Conceptually, this operation of external forces selecting favorable traits for continuance operates at all levels of the organism from the molecular to the physiological. Early evolution theorists were focused on physiological traits like the length of giraffe's necks or the shape of bird's beaks; the popular understanding of evolution is still in this mindset. However, for decades, modern evolution theorists have focused on the process as acting upon a single gene or expression of a gene. Either way, the fundamental principle is similar and can be illustrated by the figure below.

However, the conclusion that the process of natural selection creates diversity is erroneous and misleading. The obvious objection is that the process of natural selection assumes a situation in which diversity already exists! Whether genes, traits or organisms are under consideration, multiple types must already be in existence in order for one to be favored over another. Stated otherwise, in order for evolutionary processes to pick the genetic winner, there must be a list of contestants from which to choose. The figure on page 296 reflects this truth. Imagine no diversity existed in the example population at Time 1 (i.e., the only member was the trait represented by the letter "A"). How would a process that favors one trait for survival logically be considered to operate when only one trait existed?

Some population of traits, or animals, or genes (represented by the letters A, B, C and D) exists at "Time 1." Forces in the environment act on this population, favoring some members for continuance and selecting some for extinction - the process of natural selection. Over time only those favored traits, or animals, or genes continue and are left in existence at "Time 2." Evolution concludes, "the virtually infinite variations on life are the fruit of the evolutionary process."
Evolution (2009) Encyclopedia Britannica

The implication of natural selection's necessity of an existing diverse population is that it is a process of reduction, not diversification. As formulated, natural selection takes diversity and brings about uniformity. The corner-stone of the theory of evolution is a causal process that takes diversity and reduces it. It is a causal mechanism that is at complete variance with any attempts to suggest evolution brings about diversity. Returning to our example, at Time 1 the population is composed of four different types of members (A, B, C and D). At Time 2 there are fewer and there is not a logical way around this process if some members are favored and some are not.

The proposed process of natural selection cannot create the diversity it recognizes to existit can only reduce it. This is demonstrated in the classic textbook evolution example of the peppered moth in England. The moth ranged in color from white to dark. With the rise of industrial pollution from coal, the white moths disappeared only to be replaced by the dark moths, as predators could not see the dark ones as well against the soot-covered landscape. Evolutionists cite this as evidence of natural selection where the environment favored one trait (a dark color). However, this event is a demonstration that the process did not create the existing diversity of colors among the moths, nor result in even more moth colors, but rather represented a simple reduction in the existing diversity.

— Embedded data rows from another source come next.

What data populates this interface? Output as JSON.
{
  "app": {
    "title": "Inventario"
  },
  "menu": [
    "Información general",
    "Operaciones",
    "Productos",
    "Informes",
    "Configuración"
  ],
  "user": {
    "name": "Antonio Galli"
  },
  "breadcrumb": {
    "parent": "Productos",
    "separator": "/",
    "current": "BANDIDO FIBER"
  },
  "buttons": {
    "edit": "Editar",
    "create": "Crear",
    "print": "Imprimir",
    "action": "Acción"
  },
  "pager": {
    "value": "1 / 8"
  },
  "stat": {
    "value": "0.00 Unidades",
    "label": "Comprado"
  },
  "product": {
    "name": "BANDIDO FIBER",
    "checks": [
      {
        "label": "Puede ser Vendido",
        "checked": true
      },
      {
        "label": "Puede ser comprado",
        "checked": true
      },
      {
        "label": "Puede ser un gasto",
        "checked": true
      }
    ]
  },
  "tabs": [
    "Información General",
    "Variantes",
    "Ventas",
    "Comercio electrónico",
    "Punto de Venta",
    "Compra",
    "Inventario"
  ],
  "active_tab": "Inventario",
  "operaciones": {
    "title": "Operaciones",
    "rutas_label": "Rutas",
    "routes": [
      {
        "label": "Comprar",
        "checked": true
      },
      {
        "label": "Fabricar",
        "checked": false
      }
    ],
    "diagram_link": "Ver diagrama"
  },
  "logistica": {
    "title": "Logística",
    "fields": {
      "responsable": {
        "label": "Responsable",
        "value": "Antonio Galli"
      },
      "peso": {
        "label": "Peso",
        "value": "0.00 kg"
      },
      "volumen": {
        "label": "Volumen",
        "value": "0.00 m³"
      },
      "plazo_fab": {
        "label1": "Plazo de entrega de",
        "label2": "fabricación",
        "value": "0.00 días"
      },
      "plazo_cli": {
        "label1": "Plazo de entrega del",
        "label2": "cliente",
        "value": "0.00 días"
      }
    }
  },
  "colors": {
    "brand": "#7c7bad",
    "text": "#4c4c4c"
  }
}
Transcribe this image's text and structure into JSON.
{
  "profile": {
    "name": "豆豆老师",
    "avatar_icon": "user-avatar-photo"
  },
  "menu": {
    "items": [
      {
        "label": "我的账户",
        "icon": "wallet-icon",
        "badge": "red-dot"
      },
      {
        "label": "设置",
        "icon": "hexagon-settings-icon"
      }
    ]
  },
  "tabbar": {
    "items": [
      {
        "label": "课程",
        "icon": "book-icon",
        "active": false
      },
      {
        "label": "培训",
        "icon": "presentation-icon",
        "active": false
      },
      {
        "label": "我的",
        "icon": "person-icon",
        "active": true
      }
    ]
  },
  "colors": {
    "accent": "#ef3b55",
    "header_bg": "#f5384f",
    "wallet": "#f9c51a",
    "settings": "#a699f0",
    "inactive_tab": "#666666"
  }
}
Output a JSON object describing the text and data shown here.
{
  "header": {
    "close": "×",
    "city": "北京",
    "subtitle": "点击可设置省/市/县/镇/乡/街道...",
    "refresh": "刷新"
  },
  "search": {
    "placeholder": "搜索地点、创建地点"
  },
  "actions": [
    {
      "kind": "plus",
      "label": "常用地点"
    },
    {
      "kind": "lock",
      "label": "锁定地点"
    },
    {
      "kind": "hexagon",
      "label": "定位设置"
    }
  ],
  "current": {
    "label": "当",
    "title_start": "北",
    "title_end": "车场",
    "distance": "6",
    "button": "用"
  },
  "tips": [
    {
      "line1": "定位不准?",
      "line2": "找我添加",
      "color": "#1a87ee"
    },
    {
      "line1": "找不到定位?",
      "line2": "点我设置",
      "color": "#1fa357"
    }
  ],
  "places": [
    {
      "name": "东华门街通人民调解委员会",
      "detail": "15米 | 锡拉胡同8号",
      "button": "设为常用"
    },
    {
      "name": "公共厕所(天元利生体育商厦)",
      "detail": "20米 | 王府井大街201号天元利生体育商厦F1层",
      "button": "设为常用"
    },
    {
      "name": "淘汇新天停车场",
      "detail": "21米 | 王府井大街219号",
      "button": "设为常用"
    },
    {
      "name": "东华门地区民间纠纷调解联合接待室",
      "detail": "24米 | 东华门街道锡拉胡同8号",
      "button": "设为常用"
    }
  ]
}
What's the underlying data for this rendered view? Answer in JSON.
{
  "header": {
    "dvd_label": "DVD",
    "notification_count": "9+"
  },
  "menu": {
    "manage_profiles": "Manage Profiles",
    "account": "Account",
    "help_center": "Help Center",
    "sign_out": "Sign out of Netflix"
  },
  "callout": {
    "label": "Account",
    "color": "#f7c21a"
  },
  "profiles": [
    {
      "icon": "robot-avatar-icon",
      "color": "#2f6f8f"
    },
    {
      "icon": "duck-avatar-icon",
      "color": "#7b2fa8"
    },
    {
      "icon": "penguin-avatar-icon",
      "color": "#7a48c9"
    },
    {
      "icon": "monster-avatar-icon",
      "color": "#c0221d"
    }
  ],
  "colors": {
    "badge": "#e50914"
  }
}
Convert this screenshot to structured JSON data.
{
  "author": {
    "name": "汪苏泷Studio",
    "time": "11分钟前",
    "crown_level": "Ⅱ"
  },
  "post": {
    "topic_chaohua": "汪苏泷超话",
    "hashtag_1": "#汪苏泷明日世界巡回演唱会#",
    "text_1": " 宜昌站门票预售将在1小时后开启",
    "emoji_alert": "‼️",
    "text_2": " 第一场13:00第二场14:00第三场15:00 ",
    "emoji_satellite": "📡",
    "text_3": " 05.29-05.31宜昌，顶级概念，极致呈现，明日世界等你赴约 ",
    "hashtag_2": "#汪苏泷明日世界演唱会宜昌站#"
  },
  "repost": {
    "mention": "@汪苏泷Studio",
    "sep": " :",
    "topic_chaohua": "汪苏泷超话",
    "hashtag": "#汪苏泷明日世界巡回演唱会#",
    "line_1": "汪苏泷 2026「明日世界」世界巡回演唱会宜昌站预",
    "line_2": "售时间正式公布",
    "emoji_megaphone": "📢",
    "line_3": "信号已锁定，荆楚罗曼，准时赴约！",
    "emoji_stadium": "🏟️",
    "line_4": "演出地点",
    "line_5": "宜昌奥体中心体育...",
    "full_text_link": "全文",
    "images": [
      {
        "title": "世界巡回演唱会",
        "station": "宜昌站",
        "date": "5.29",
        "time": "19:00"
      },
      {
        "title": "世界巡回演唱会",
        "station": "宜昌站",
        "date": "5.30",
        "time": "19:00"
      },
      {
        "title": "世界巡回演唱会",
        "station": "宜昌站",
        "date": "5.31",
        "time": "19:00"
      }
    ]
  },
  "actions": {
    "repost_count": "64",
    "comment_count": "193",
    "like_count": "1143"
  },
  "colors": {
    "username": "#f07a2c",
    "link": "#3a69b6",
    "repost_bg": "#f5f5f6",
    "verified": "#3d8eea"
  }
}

Evolution cannot give a reason for all the diverse forms of life on this earth. The diversity and variety of plants and animals in the world had to be supplied. Examining the world we see the great and purposeful hand of God in every grass, tree and the abundant moving creatures that is His creation.

Josh Vest, Bastrop, TX

1 Evolution. (2009) Encyclopædia Britannica
2 Natural Selection. (2009) Encyclopædia Britannica